And the spit of a bird to bind it all, Odin finished. These impossible things shall keep the impossible at bay.
“Wait,” Tyr spoke. He stood before me, sword at his hip, stance balanced. He was one of the elder gods, and if he had not the sharp wit of Odin, the loudness of Thor, or the fecundity of Freyr, it was not because he was not strong. “This wolf-girl is one of us. A child of Asgard. Shall we treat her so poorly?”
I held my head high, the hunger gnawing inside my chest for bones to crunch between my teeth, or for one of his songs. I growled.
Show us, brother, Odin said. Show us then that she can control herself. That she can resist the sun-sized need.

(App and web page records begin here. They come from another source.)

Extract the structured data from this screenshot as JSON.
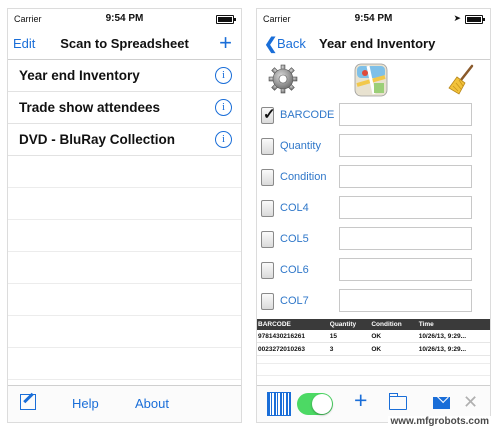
{
  "left": {
    "status": {
      "carrier": "Carrier",
      "time": "9:54 PM"
    },
    "nav": {
      "edit": "Edit",
      "title": "Scan to Spreadsheet",
      "add": "+"
    },
    "items": [
      {
        "label": "Year end Inventory"
      },
      {
        "label": "Trade show attendees"
      },
      {
        "label": "DVD - BluRay Collection"
      }
    ],
    "info_glyph": "i",
    "toolbar": {
      "compose_icon": "compose-icon",
      "help": "Help",
      "about": "About"
    }
  },
  "right": {
    "status": {
      "carrier": "Carrier",
      "time": "9:54 PM",
      "location_glyph": "➤"
    },
    "nav": {
      "back_chevron": "❮",
      "back": "Back",
      "title": "Year end Inventory"
    },
    "icons": [
      "gear-icon",
      "map-icon",
      "broom-icon"
    ],
    "fields": [
      {
        "label": "BARCODE",
        "checked": true
      },
      {
        "label": "Quantity",
        "checked": false
      },
      {
        "label": "Condition",
        "checked": false
      },
      {
        "label": "COL4",
        "checked": false
      },
      {
        "label": "COL5",
        "checked": false
      },
      {
        "label": "COL6",
        "checked": false
      },
      {
        "label": "COL7",
        "checked": false
      }
    ],
    "table": {
      "headers": [
        "BARCODE",
        "Quantity",
        "Condition",
        "Time"
      ],
      "rows": [
        [
          "9781430216261",
          "15",
          "OK",
          "10/26/13, 9:29..."
        ],
        [
          "0023272010263",
          "3",
          "OK",
          "10/26/13, 9:29..."
        ]
      ]
    },
    "toolbar": {
      "scan_toggle_on": true,
      "plus": "+",
      "close": "✕"
    }
  },
  "watermark": "www.mfgrobots.com",
  "colors": {
    "accent": "#1a6ed8",
    "toggle_on": "#4cd964",
    "table_header": "#3a3a3a"
  }
}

No. No, I thought, but Tyr walked to me. I backed away, my body ripping and cracking. He was not safe for me, he was not safe! The transformation broke my bones and reshaped my teeth. It changed my tongue until I could not speak.
His face was calm. He did not shake. My back bowed and he put out a hand. “She will not attack,” he said to them. “My word shall bind her.” And to me he lowered his voice: “My flesh shall bind her.”
I opened my mouth to howl and he slipped his fingers past my teeth, sliding them along my tongue. I held my jaw open, my entire body trembling, and breathed in the apple-smell of him. I sucked it down my throat and into the hollow of my stomach. Until it was all I knew, all I wanted and needed in the universe.
I bit down.
I kiss him now, hard enough to draw blood. His living hand wraps around my ribs and pulls me closer. The golden hand presses between us, hard against my diaphragm. I take everything I can from the kiss: taste and breath and life.
“Fenris,” he says into my mouth. But his arm is tight around me; I cannot move back.
I groan, a girl-shaped growl that is all I can manage with the binding-ribbons holding me here.
The gods cried out in fury and horror as I drank Tyr’s blood and crunched the delicate bones of his hand. He himself stumbled back, lips white, bleeding wrist spilling apple-sweet blood onto the floor of the Shining Hall.
I swallowed his hand.
Relief and satisfaction made me lay down, spreading my wolf-self out, licking lazily at the bloody droplets staining the space between my mouth and his body.
It was easy for them to hold me down, to wrap the ribbons woven of impossible things around my neck and paws.
All around Tyr and I, human men and women pause to stare or to walk with wide berth around us. They are jealous of us, or afraid. They sense we haven’t seen each other in a long time, longer than long. They can see how strongly I need him, how much he loves me and has sacrificed. They know we belong to each other, that we are more than human.
But they can’t possibly know that this kiss is the only thing keeping the sun in the sky.